Description of Research Interests in
the Area of the Self
I have two main lines of work in this area. The first indulges my interest in biology. My colleague, Constantine Sedikides, and I have written a number of book chapters that try to place the self in evolutionary context. We argued that the development of a "self" in humans might be driven by evolutionary pressures deriving from the need to deal with a flexible social system. Our argument is that humans' relatively advanced ability to use symbolic thought was applied to the problem of managing social interactions with others. Logically, the self is a necessary component of a symbolic representational system that is concerned with the problem of interacting with others. We haven't yet generated any testable research from these ideas, but such tests may be coming soon.A second interest in the area concerns self-judgment. Social psychologists have long wondered whether the kinds of theories and principles that apply to how people think about others (e.g., attribution theory) also apply to how people think about themselves.

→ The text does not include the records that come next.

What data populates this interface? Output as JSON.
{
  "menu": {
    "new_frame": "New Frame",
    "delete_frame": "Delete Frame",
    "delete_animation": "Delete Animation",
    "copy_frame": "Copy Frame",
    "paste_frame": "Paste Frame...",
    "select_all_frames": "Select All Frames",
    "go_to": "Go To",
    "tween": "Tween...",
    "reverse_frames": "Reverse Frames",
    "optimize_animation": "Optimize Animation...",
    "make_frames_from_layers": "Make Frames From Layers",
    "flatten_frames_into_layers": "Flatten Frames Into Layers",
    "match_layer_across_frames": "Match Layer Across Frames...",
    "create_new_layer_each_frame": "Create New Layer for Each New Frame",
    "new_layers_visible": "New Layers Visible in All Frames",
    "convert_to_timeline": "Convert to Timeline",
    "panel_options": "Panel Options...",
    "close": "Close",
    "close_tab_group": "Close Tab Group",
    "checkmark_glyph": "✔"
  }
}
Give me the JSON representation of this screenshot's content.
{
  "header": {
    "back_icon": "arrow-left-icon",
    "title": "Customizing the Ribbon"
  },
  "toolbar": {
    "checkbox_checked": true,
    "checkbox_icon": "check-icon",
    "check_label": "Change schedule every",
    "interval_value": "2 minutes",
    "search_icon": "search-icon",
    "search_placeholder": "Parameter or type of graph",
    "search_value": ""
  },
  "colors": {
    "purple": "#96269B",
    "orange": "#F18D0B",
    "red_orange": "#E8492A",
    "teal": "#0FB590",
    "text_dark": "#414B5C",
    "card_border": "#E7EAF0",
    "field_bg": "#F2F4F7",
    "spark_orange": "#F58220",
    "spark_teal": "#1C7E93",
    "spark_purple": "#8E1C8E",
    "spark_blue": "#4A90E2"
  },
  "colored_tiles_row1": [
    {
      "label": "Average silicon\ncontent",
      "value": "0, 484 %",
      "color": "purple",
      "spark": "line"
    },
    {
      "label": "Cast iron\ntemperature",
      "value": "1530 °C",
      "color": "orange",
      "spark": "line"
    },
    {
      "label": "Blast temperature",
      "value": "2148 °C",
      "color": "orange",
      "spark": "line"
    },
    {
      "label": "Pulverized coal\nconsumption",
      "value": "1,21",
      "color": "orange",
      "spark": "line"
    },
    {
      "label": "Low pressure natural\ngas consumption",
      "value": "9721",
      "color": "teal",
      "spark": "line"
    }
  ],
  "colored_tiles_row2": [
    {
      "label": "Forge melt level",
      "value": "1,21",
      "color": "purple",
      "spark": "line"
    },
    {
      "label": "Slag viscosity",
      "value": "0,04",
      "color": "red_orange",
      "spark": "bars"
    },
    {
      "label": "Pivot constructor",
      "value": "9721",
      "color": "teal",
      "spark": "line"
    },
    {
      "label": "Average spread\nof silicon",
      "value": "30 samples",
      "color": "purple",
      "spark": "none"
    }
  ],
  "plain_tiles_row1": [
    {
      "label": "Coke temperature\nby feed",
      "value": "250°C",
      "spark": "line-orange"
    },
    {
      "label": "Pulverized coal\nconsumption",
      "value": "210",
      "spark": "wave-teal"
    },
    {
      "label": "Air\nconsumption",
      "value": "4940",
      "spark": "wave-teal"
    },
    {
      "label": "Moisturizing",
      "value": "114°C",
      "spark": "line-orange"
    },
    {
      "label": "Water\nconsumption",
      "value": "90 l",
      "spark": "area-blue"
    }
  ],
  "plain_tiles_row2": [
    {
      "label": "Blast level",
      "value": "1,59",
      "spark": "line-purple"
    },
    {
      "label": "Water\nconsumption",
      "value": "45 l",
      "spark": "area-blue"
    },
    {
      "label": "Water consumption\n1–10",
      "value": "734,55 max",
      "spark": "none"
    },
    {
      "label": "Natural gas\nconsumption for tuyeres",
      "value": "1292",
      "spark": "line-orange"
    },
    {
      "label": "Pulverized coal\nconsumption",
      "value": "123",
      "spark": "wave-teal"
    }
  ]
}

Constantine Sedikides and I, and members of our research teams, have recently explored whether the same priming effects that one obtains in perceptions of others (as documented by a host of researchers - Higgins, Wyer, Bargh, and their associates) also occur when people make judgments about themselves. In this line of research we also wondered whether such effects could be overridden be peoples' tendencies toward self-protectiveness in those judgments. The story here is just beginning to unfold.

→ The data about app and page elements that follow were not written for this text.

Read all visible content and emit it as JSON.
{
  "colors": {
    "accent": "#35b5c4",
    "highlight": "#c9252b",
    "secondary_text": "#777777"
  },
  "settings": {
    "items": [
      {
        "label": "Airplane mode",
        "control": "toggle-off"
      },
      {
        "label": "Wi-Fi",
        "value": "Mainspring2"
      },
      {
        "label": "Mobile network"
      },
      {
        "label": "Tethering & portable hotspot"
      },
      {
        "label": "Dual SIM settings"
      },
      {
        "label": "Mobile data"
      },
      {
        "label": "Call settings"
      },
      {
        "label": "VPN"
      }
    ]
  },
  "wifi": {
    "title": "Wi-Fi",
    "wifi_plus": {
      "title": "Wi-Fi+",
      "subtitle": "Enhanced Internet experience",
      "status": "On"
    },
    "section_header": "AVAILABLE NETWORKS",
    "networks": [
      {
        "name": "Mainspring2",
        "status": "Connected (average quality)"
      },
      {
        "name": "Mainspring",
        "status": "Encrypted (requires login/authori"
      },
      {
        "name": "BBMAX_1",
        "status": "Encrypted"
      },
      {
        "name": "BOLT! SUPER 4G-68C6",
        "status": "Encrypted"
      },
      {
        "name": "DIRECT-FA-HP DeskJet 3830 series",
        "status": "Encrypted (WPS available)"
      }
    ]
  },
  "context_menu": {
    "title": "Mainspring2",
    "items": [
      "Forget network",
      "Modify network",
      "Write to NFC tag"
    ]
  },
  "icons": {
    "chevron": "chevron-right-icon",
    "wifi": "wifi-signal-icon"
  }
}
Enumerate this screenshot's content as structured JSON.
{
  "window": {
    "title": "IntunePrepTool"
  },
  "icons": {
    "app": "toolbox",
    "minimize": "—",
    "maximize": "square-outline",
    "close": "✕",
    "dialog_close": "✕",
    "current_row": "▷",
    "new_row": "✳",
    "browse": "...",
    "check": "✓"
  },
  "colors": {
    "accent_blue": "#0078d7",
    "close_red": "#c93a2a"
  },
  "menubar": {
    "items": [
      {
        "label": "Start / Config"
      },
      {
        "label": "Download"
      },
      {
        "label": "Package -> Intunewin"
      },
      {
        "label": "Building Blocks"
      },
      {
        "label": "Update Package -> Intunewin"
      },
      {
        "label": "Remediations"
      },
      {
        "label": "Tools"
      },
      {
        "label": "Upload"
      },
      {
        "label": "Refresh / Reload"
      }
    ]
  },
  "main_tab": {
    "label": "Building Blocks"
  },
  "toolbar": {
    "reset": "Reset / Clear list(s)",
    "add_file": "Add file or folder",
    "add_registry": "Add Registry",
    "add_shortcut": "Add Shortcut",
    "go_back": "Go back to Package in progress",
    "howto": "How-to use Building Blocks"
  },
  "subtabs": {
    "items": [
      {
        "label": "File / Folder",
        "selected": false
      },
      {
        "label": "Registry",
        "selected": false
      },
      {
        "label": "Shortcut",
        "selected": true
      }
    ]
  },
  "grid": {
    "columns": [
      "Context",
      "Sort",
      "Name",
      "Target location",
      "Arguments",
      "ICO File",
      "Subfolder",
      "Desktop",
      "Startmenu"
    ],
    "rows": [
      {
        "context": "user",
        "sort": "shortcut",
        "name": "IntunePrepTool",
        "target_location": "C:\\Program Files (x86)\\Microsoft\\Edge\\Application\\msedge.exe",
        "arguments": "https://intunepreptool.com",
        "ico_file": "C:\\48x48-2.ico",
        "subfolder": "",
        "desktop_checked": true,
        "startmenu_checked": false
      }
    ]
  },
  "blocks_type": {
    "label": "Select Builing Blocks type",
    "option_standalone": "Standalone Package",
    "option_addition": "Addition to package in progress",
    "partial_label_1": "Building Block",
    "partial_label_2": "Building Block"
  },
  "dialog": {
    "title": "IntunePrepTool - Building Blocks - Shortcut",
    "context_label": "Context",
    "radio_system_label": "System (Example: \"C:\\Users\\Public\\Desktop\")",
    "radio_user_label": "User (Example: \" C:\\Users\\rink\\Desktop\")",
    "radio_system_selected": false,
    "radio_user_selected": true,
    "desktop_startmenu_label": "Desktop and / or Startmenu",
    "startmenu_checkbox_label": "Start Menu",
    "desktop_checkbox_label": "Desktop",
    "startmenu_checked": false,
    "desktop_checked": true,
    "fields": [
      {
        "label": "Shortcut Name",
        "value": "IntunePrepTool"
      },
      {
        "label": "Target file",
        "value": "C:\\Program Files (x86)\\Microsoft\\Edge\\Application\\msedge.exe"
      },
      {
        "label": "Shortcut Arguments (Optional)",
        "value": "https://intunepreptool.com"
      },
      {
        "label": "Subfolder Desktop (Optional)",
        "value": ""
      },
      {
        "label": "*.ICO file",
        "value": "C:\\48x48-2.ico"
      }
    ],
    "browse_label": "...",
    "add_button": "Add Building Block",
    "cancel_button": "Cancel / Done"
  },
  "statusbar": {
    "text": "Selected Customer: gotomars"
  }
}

Skowronski, J.J., & Sedikides, C. (In Press). Temporal knowledge and autobiographical memory: An evolutionary perspective. In R. Dunbar & L. Barrett (Eds.), Oxford handbook of evolutionary psychology. Oxford, UK: Oxford University Press.
Skowronski, J.J., Walker, W.R., & Edlund, J.E. (In Press). How do you feel about it now and when did it happen? Judgments of emotion and judgments of time in autobiographical memory. In L. J. Sanna & E.C. Chang (Eds.), Judgments over time: The interplay of thoughts, feelings, and behaviors. Oxford, UK: Oxford University Press.

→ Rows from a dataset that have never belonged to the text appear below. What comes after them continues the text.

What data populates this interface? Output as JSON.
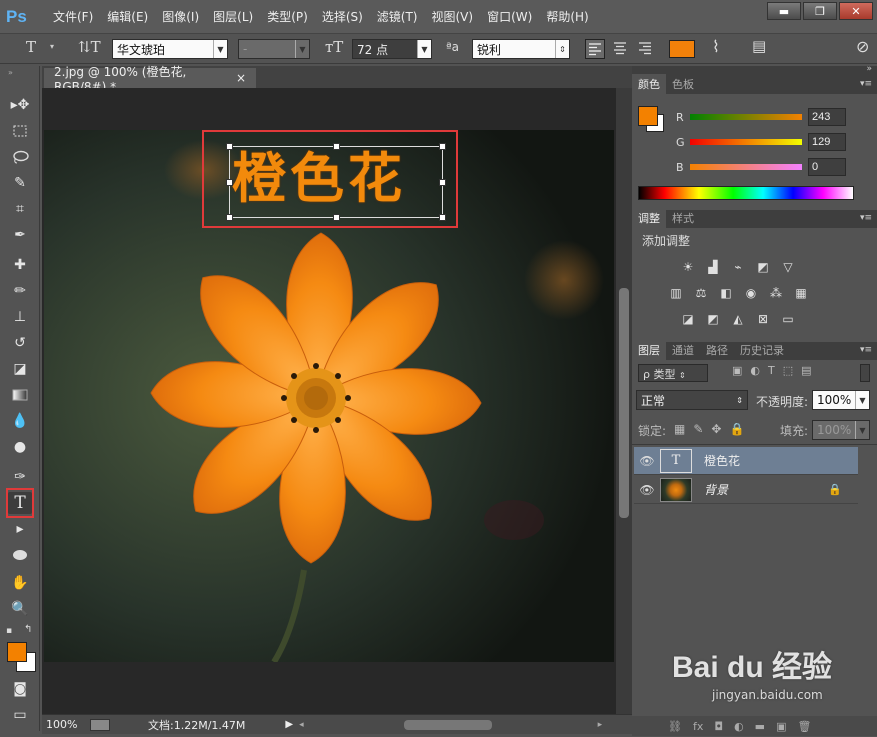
{
  "app": {
    "logo": "Ps"
  },
  "menu": [
    "文件(F)",
    "编辑(E)",
    "图像(I)",
    "图层(L)",
    "类型(P)",
    "选择(S)",
    "滤镜(T)",
    "视图(V)",
    "窗口(W)",
    "帮助(H)"
  ],
  "window_buttons": [
    "▬",
    "❐",
    "✕"
  ],
  "options": {
    "font_family": "华文琥珀",
    "font_style": "-",
    "font_size": "72 点",
    "aa_label": "ªa",
    "antialias": "锐利",
    "color_swatch": "#f2810a"
  },
  "document": {
    "tab_title": "2.jpg @ 100% (橙色花, RGB/8#) *",
    "tab_close": "×",
    "text_layer": "橙色花"
  },
  "status": {
    "zoom": "100%",
    "doc_info": "文档:1.22M/1.47M"
  },
  "color_panel": {
    "tabs": [
      "颜色",
      "色板"
    ],
    "foreground": "#f38100",
    "labels": {
      "r": "R",
      "g": "G",
      "b": "B"
    },
    "r": "243",
    "g": "129",
    "b": "0"
  },
  "adjustments_panel": {
    "tabs": [
      "调整",
      "样式"
    ],
    "title": "添加调整"
  },
  "layers_panel": {
    "tabs": [
      "图层",
      "通道",
      "路径",
      "历史记录"
    ],
    "filter_kind": "ρ 类型",
    "blend_mode": "正常",
    "opacity_label": "不透明度:",
    "opacity": "100%",
    "lock_label": "锁定:",
    "fill_label": "填充:",
    "fill": "100%",
    "layers": [
      {
        "name": "橙色花",
        "type": "T",
        "selected": true
      },
      {
        "name": "背景",
        "locked": true
      }
    ]
  },
  "watermark": {
    "text": "Bai du 经验",
    "url": "jingyan.baidu.com"
  }
}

Sedikides, C., Skowronski, J.J., & Dunbar, R.I.M. (In Press). When and Why Did the Human Self Evolve? In M. Schaller, J. A. Simpson, & D. T. Kenrick (Eds.), Evolution and social psychology. Philadelphia, PA: Psychology Press.
Coutinho, S., Wiemer-Hastings, K., Skowronski, J.J., & Britt, M. A (2005). Metacognition, need for cognition and use of explanations during ongoing learning and problem solving. Learning and Individual Differences, 15, 321-337.
Monroe, M.R., Skowronski, J.J., MacDonald, W., & Wood, S.E. (2005) The mildly depressed experience more post-decisional regret than the non-depressed. Journal of Social and Clinical Psychology, 24, 665-690.
Sedikides, C., Skowronski, J.J., & Gaertner, L. (2004). Self-enhancement and Self-protection motivation: From the laboratory to an evolutionary context. Journal of Cultural and Evolutionary Psychology, 2, 61-79.
Skowronski, J.J., Walker, W.R., & Betz, A.L. (2004). Who was I when that happened? The timekeeping self in autobiographical memory (pp. 183-206). In D.R. Beike, J.M. Lampinen and D.A. Behrend, The self and memory. New York, NY: Psychology Press.